In the copy, keep every word of the data below and none of its pictures.

Data about app and page elements
***

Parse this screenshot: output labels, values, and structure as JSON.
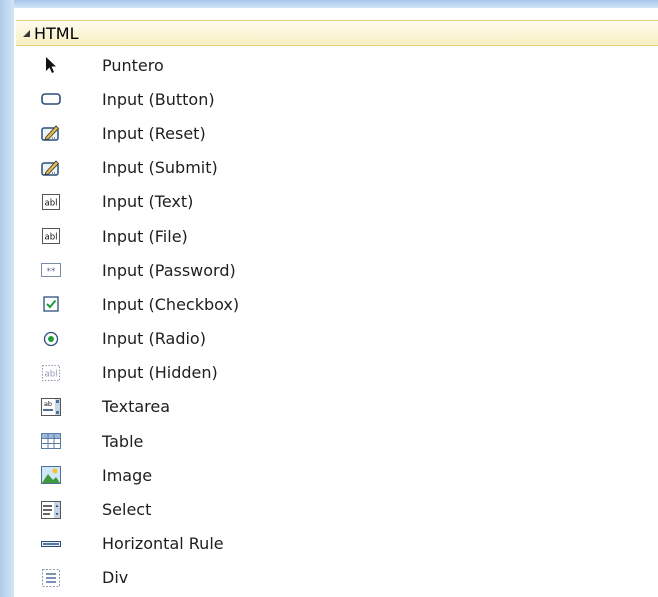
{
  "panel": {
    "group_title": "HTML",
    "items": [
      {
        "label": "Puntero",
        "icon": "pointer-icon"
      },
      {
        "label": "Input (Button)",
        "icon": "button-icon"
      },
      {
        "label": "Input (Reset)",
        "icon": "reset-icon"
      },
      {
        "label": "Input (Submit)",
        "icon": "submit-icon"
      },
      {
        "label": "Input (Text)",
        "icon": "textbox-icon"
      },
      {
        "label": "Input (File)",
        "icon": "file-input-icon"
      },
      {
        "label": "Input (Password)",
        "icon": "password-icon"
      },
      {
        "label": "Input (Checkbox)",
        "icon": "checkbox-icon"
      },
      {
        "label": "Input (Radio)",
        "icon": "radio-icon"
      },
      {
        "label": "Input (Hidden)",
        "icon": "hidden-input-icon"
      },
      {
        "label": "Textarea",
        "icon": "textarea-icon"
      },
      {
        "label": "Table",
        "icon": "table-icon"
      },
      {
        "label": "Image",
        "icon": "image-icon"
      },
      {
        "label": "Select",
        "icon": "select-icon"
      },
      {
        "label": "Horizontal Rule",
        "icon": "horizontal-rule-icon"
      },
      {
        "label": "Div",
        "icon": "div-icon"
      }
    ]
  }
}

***

■ **Answer for this exercise**:
Parse this screenshot: output labels, values, and structure as JSON.
{
  "panel": {
    "group_title": "HTML",
    "items": [
      {
        "label": "Puntero",
        "icon": "pointer-icon"
      },
      {
        "label": "Input (Button)",
        "icon": "button-icon"
      },
      {
        "label": "Input (Reset)",
        "icon": "reset-icon"
      },
      {
        "label": "Input (Submit)",
        "icon": "submit-icon"
      },
      {
        "label": "Input (Text)",
        "icon": "textbox-icon"
      },
      {
        "label": "Input (File)",
        "icon": "file-input-icon"
      },
      {
        "label": "Input (Password)",
        "icon": "password-icon"
      },
      {
        "label": "Input (Checkbox)",
        "icon": "checkbox-icon"
      },
      {
        "label": "Input (Radio)",
        "icon": "radio-icon"
      },
      {
        "label": "Input (Hidden)",
        "icon": "hidden-input-icon"
      },
      {
        "label": "Textarea",
        "icon": "textarea-icon"
      },
      {
        "label": "Table",
        "icon": "table-icon"
      },
      {
        "label": "Image",
        "icon": "image-icon"
      },
      {
        "label": "Select",
        "icon": "select-icon"
      },
      {
        "label": "Horizontal Rule",
        "icon": "horizontal-rule-icon"
      },
      {
        "label": "Div",
        "icon": "div-icon"
      }
    ]
  }
}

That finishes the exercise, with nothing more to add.